Reproduce the records that follow exactly; any picture among them stays out.

▸ **Supplied entries**:
----------

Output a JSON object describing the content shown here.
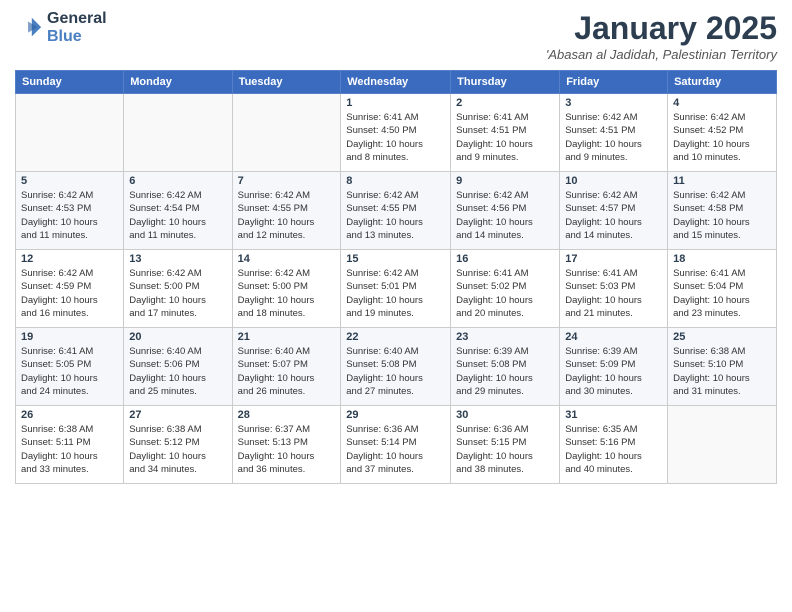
{
  "header": {
    "logo_line1": "General",
    "logo_line2": "Blue",
    "month_title": "January 2025",
    "location": "'Abasan al Jadidah, Palestinian Territory"
  },
  "days_of_week": [
    "Sunday",
    "Monday",
    "Tuesday",
    "Wednesday",
    "Thursday",
    "Friday",
    "Saturday"
  ],
  "weeks": [
    [
      {
        "day": "",
        "info": ""
      },
      {
        "day": "",
        "info": ""
      },
      {
        "day": "",
        "info": ""
      },
      {
        "day": "1",
        "info": "Sunrise: 6:41 AM\nSunset: 4:50 PM\nDaylight: 10 hours\nand 8 minutes."
      },
      {
        "day": "2",
        "info": "Sunrise: 6:41 AM\nSunset: 4:51 PM\nDaylight: 10 hours\nand 9 minutes."
      },
      {
        "day": "3",
        "info": "Sunrise: 6:42 AM\nSunset: 4:51 PM\nDaylight: 10 hours\nand 9 minutes."
      },
      {
        "day": "4",
        "info": "Sunrise: 6:42 AM\nSunset: 4:52 PM\nDaylight: 10 hours\nand 10 minutes."
      }
    ],
    [
      {
        "day": "5",
        "info": "Sunrise: 6:42 AM\nSunset: 4:53 PM\nDaylight: 10 hours\nand 11 minutes."
      },
      {
        "day": "6",
        "info": "Sunrise: 6:42 AM\nSunset: 4:54 PM\nDaylight: 10 hours\nand 11 minutes."
      },
      {
        "day": "7",
        "info": "Sunrise: 6:42 AM\nSunset: 4:55 PM\nDaylight: 10 hours\nand 12 minutes."
      },
      {
        "day": "8",
        "info": "Sunrise: 6:42 AM\nSunset: 4:55 PM\nDaylight: 10 hours\nand 13 minutes."
      },
      {
        "day": "9",
        "info": "Sunrise: 6:42 AM\nSunset: 4:56 PM\nDaylight: 10 hours\nand 14 minutes."
      },
      {
        "day": "10",
        "info": "Sunrise: 6:42 AM\nSunset: 4:57 PM\nDaylight: 10 hours\nand 14 minutes."
      },
      {
        "day": "11",
        "info": "Sunrise: 6:42 AM\nSunset: 4:58 PM\nDaylight: 10 hours\nand 15 minutes."
      }
    ],
    [
      {
        "day": "12",
        "info": "Sunrise: 6:42 AM\nSunset: 4:59 PM\nDaylight: 10 hours\nand 16 minutes."
      },
      {
        "day": "13",
        "info": "Sunrise: 6:42 AM\nSunset: 5:00 PM\nDaylight: 10 hours\nand 17 minutes."
      },
      {
        "day": "14",
        "info": "Sunrise: 6:42 AM\nSunset: 5:00 PM\nDaylight: 10 hours\nand 18 minutes."
      },
      {
        "day": "15",
        "info": "Sunrise: 6:42 AM\nSunset: 5:01 PM\nDaylight: 10 hours\nand 19 minutes."
      },
      {
        "day": "16",
        "info": "Sunrise: 6:41 AM\nSunset: 5:02 PM\nDaylight: 10 hours\nand 20 minutes."
      },
      {
        "day": "17",
        "info": "Sunrise: 6:41 AM\nSunset: 5:03 PM\nDaylight: 10 hours\nand 21 minutes."
      },
      {
        "day": "18",
        "info": "Sunrise: 6:41 AM\nSunset: 5:04 PM\nDaylight: 10 hours\nand 23 minutes."
      }
    ],
    [
      {
        "day": "19",
        "info": "Sunrise: 6:41 AM\nSunset: 5:05 PM\nDaylight: 10 hours\nand 24 minutes."
      },
      {
        "day": "20",
        "info": "Sunrise: 6:40 AM\nSunset: 5:06 PM\nDaylight: 10 hours\nand 25 minutes."
      },
      {
        "day": "21",
        "info": "Sunrise: 6:40 AM\nSunset: 5:07 PM\nDaylight: 10 hours\nand 26 minutes."
      },
      {
        "day": "22",
        "info": "Sunrise: 6:40 AM\nSunset: 5:08 PM\nDaylight: 10 hours\nand 27 minutes."
      },
      {
        "day": "23",
        "info": "Sunrise: 6:39 AM\nSunset: 5:08 PM\nDaylight: 10 hours\nand 29 minutes."
      },
      {
        "day": "24",
        "info": "Sunrise: 6:39 AM\nSunset: 5:09 PM\nDaylight: 10 hours\nand 30 minutes."
      },
      {
        "day": "25",
        "info": "Sunrise: 6:38 AM\nSunset: 5:10 PM\nDaylight: 10 hours\nand 31 minutes."
      }
    ],
    [
      {
        "day": "26",
        "info": "Sunrise: 6:38 AM\nSunset: 5:11 PM\nDaylight: 10 hours\nand 33 minutes."
      },
      {
        "day": "27",
        "info": "Sunrise: 6:38 AM\nSunset: 5:12 PM\nDaylight: 10 hours\nand 34 minutes."
      },
      {
        "day": "28",
        "info": "Sunrise: 6:37 AM\nSunset: 5:13 PM\nDaylight: 10 hours\nand 36 minutes."
      },
      {
        "day": "29",
        "info": "Sunrise: 6:36 AM\nSunset: 5:14 PM\nDaylight: 10 hours\nand 37 minutes."
      },
      {
        "day": "30",
        "info": "Sunrise: 6:36 AM\nSunset: 5:15 PM\nDaylight: 10 hours\nand 38 minutes."
      },
      {
        "day": "31",
        "info": "Sunrise: 6:35 AM\nSunset: 5:16 PM\nDaylight: 10 hours\nand 40 minutes."
      },
      {
        "day": "",
        "info": ""
      }
    ]
  ]
}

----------

▸ **Solution to this problem**:
Output a JSON object describing the content shown here.
{
  "header": {
    "logo_line1": "General",
    "logo_line2": "Blue",
    "month_title": "January 2025",
    "location": "'Abasan al Jadidah, Palestinian Territory"
  },
  "days_of_week": [
    "Sunday",
    "Monday",
    "Tuesday",
    "Wednesday",
    "Thursday",
    "Friday",
    "Saturday"
  ],
  "weeks": [
    [
      {
        "day": "",
        "info": ""
      },
      {
        "day": "",
        "info": ""
      },
      {
        "day": "",
        "info": ""
      },
      {
        "day": "1",
        "info": "Sunrise: 6:41 AM\nSunset: 4:50 PM\nDaylight: 10 hours\nand 8 minutes."
      },
      {
        "day": "2",
        "info": "Sunrise: 6:41 AM\nSunset: 4:51 PM\nDaylight: 10 hours\nand 9 minutes."
      },
      {
        "day": "3",
        "info": "Sunrise: 6:42 AM\nSunset: 4:51 PM\nDaylight: 10 hours\nand 9 minutes."
      },
      {
        "day": "4",
        "info": "Sunrise: 6:42 AM\nSunset: 4:52 PM\nDaylight: 10 hours\nand 10 minutes."
      }
    ],
    [
      {
        "day": "5",
        "info": "Sunrise: 6:42 AM\nSunset: 4:53 PM\nDaylight: 10 hours\nand 11 minutes."
      },
      {
        "day": "6",
        "info": "Sunrise: 6:42 AM\nSunset: 4:54 PM\nDaylight: 10 hours\nand 11 minutes."
      },
      {
        "day": "7",
        "info": "Sunrise: 6:42 AM\nSunset: 4:55 PM\nDaylight: 10 hours\nand 12 minutes."
      },
      {
        "day": "8",
        "info": "Sunrise: 6:42 AM\nSunset: 4:55 PM\nDaylight: 10 hours\nand 13 minutes."
      },
      {
        "day": "9",
        "info": "Sunrise: 6:42 AM\nSunset: 4:56 PM\nDaylight: 10 hours\nand 14 minutes."
      },
      {
        "day": "10",
        "info": "Sunrise: 6:42 AM\nSunset: 4:57 PM\nDaylight: 10 hours\nand 14 minutes."
      },
      {
        "day": "11",
        "info": "Sunrise: 6:42 AM\nSunset: 4:58 PM\nDaylight: 10 hours\nand 15 minutes."
      }
    ],
    [
      {
        "day": "12",
        "info": "Sunrise: 6:42 AM\nSunset: 4:59 PM\nDaylight: 10 hours\nand 16 minutes."
      },
      {
        "day": "13",
        "info": "Sunrise: 6:42 AM\nSunset: 5:00 PM\nDaylight: 10 hours\nand 17 minutes."
      },
      {
        "day": "14",
        "info": "Sunrise: 6:42 AM\nSunset: 5:00 PM\nDaylight: 10 hours\nand 18 minutes."
      },
      {
        "day": "15",
        "info": "Sunrise: 6:42 AM\nSunset: 5:01 PM\nDaylight: 10 hours\nand 19 minutes."
      },
      {
        "day": "16",
        "info": "Sunrise: 6:41 AM\nSunset: 5:02 PM\nDaylight: 10 hours\nand 20 minutes."
      },
      {
        "day": "17",
        "info": "Sunrise: 6:41 AM\nSunset: 5:03 PM\nDaylight: 10 hours\nand 21 minutes."
      },
      {
        "day": "18",
        "info": "Sunrise: 6:41 AM\nSunset: 5:04 PM\nDaylight: 10 hours\nand 23 minutes."
      }
    ],
    [
      {
        "day": "19",
        "info": "Sunrise: 6:41 AM\nSunset: 5:05 PM\nDaylight: 10 hours\nand 24 minutes."
      },
      {
        "day": "20",
        "info": "Sunrise: 6:40 AM\nSunset: 5:06 PM\nDaylight: 10 hours\nand 25 minutes."
      },
      {
        "day": "21",
        "info": "Sunrise: 6:40 AM\nSunset: 5:07 PM\nDaylight: 10 hours\nand 26 minutes."
      },
      {
        "day": "22",
        "info": "Sunrise: 6:40 AM\nSunset: 5:08 PM\nDaylight: 10 hours\nand 27 minutes."
      },
      {
        "day": "23",
        "info": "Sunrise: 6:39 AM\nSunset: 5:08 PM\nDaylight: 10 hours\nand 29 minutes."
      },
      {
        "day": "24",
        "info": "Sunrise: 6:39 AM\nSunset: 5:09 PM\nDaylight: 10 hours\nand 30 minutes."
      },
      {
        "day": "25",
        "info": "Sunrise: 6:38 AM\nSunset: 5:10 PM\nDaylight: 10 hours\nand 31 minutes."
      }
    ],
    [
      {
        "day": "26",
        "info": "Sunrise: 6:38 AM\nSunset: 5:11 PM\nDaylight: 10 hours\nand 33 minutes."
      },
      {
        "day": "27",
        "info": "Sunrise: 6:38 AM\nSunset: 5:12 PM\nDaylight: 10 hours\nand 34 minutes."
      },
      {
        "day": "28",
        "info": "Sunrise: 6:37 AM\nSunset: 5:13 PM\nDaylight: 10 hours\nand 36 minutes."
      },
      {
        "day": "29",
        "info": "Sunrise: 6:36 AM\nSunset: 5:14 PM\nDaylight: 10 hours\nand 37 minutes."
      },
      {
        "day": "30",
        "info": "Sunrise: 6:36 AM\nSunset: 5:15 PM\nDaylight: 10 hours\nand 38 minutes."
      },
      {
        "day": "31",
        "info": "Sunrise: 6:35 AM\nSunset: 5:16 PM\nDaylight: 10 hours\nand 40 minutes."
      },
      {
        "day": "",
        "info": ""
      }
    ]
  ]
}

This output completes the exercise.